Desktop shortcuts can be extremely useful for doing common tasks like launching applications, opening commonly used folders, and pulling up your favorite websites, but few people take the time to use shortcuts for anything else. With the help of some very small programs we’re going to show you how to create supercharged shortcuts that can do more than you probably thought was possible.
What will you be able to do? Things like adjust the volume on your computer, turn your monitor off, lock your computer, disable WiFi, and much more. The shortcuts that we’ll create can be especially useful when used in conjunction with a keyboard launcher, such as Launchy.
I have two different free applications that are going to assist us in creating the advanced shortcuts, and each one weighs in under 100KB. You don’t have to install them, but one thing you will have to do is manually create the shortcuts. So the first thing we’re going to show you is how you can manually create a shortcut, and we’ll follow that up with the two applications you can use to enhance the shortcuts.
–How to Create a Desktop Shortcut–
- Right-click on the executable of one of the applications (wizmo.exe or nircmd.exe) and click the Create Shortcut option:
- Right-click on the new shortcut that was created, and choose Properties. Now what you need to do is edit the “Target” field by appending commands onto the executable. Using the Wizmo application as an example, the Target field would look like this to turn the monitor off:
- Repeat these steps to create however many shortcuts you would like.
Wizmo is one of my favorite tools for creating advanced shortcuts because it has a wealth of features buried within it. It includes options to power down your computer, put it into standby, lock it, open/close the CD drive, enable/disable WiFi, turn the monitor off, adjust the volume, and more. Multiple commands can be used in a single shortcut making it even more useful. You can do things like mute the volume, turn off the monitor, and disable the WiFi all in one shortcut. The shortcut for this would look something like:
wizmo.exe mute=1 monoff wanlock
Additionally Wizmo has a nice feature, called graviton, that will activate the built-in screensaver, and will execute some command(s) once the user returns. For example, entering this into the shortcut:
wizmo.exe mute=1 graviton mute=0
will cause the music to be muted until the user returns to the computer. Similarly this shortcut will increase the volume to 80% when the user is away from the computer, and decrease it when the user returns:
wizmo.exe volume=80 graviton volume=20
Once you get into mixing and matching the various commands you’ll find that this will become an indispensable tool. Visit the Wizmo homepage for more commands that you can use.
Tip: If you double-click on the wizmo.exe file it will show you a list of commands available to use in the application. That’s all it does though.
NirCmd is actually very similar to Wizmo in that you modify shortcuts to create a powerful commands. I find Wizmo to be a bit simpler to configure, and NirCmd can’t recognize multiple commands in a single shortcut. On the flipside NirCmd has a lot more things that you can do including adjusting the window transparency of a certain application, terminating a process, modifying the registry, emptying the Recycle Bin, and dozens of other things.

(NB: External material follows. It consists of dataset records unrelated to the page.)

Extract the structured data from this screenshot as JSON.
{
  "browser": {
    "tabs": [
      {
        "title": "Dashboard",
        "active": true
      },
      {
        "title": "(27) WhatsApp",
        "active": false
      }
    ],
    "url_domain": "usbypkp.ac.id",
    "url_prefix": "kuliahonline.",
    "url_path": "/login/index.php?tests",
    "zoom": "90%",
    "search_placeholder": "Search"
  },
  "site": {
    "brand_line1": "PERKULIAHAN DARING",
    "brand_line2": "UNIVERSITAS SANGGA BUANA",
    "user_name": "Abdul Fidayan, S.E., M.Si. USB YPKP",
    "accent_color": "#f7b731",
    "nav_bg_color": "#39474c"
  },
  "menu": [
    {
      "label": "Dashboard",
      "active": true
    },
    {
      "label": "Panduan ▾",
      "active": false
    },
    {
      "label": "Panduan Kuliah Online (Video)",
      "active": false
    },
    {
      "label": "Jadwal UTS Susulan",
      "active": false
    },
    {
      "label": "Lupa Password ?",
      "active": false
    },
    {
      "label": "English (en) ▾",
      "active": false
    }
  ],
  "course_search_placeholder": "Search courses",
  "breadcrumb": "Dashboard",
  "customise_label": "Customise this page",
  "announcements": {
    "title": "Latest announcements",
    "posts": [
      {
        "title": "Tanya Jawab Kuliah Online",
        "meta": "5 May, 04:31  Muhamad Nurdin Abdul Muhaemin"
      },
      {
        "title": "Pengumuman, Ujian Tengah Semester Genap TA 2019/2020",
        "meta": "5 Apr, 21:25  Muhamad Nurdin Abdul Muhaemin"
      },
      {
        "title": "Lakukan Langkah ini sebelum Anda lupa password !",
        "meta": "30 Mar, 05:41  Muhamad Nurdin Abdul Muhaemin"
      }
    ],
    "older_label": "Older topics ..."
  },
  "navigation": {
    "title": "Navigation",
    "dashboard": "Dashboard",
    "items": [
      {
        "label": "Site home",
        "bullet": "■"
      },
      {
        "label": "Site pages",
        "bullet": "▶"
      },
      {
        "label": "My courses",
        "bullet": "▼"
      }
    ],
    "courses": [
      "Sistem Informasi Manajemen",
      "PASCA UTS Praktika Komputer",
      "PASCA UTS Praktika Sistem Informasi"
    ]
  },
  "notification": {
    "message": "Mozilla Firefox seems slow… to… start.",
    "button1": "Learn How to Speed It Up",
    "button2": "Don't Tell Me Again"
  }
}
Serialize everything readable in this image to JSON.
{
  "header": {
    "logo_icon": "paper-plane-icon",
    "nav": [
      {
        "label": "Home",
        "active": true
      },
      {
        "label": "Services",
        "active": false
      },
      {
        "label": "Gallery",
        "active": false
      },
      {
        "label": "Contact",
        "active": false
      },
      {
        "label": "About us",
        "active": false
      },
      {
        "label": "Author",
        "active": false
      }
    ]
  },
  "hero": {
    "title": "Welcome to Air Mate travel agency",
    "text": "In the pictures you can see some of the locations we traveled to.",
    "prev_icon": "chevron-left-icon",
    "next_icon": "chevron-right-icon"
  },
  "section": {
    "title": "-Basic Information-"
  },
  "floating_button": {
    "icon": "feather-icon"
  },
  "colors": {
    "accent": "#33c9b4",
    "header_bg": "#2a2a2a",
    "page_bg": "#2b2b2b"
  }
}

Here is an example command for setting the transparency of all Internet Explorer windows to 75% (note that the 75% is calculated as 192/256, similarly 50% transparency would be 128)
nircmd.exe win trans ititle “internet explorer” 192
We’ve also shown how to create shortcuts to kill processes in the past, but you can do the same thing with this application. Here’s an example for killing off Internet Explorer:
nircmd.exe killprocess iexplore.exe
NirCmd does a lot more than I’ve ever needed, and for that reason I’ve always stuck with Wizmo. It’s always good to have options though.
Who would have ever thought that something as simple as a shortcut could be so handy? If you’re trying to decide which of the two apps to use I would start with Wizmo, and become acquainted with that first. Once you get that under your belt you can checkout some of the things NirCmd offers to see if it would be any more useful to you.
If you decide to give one of the apps a whirl feel free to mention in the comments some of the shortcuts you come up with.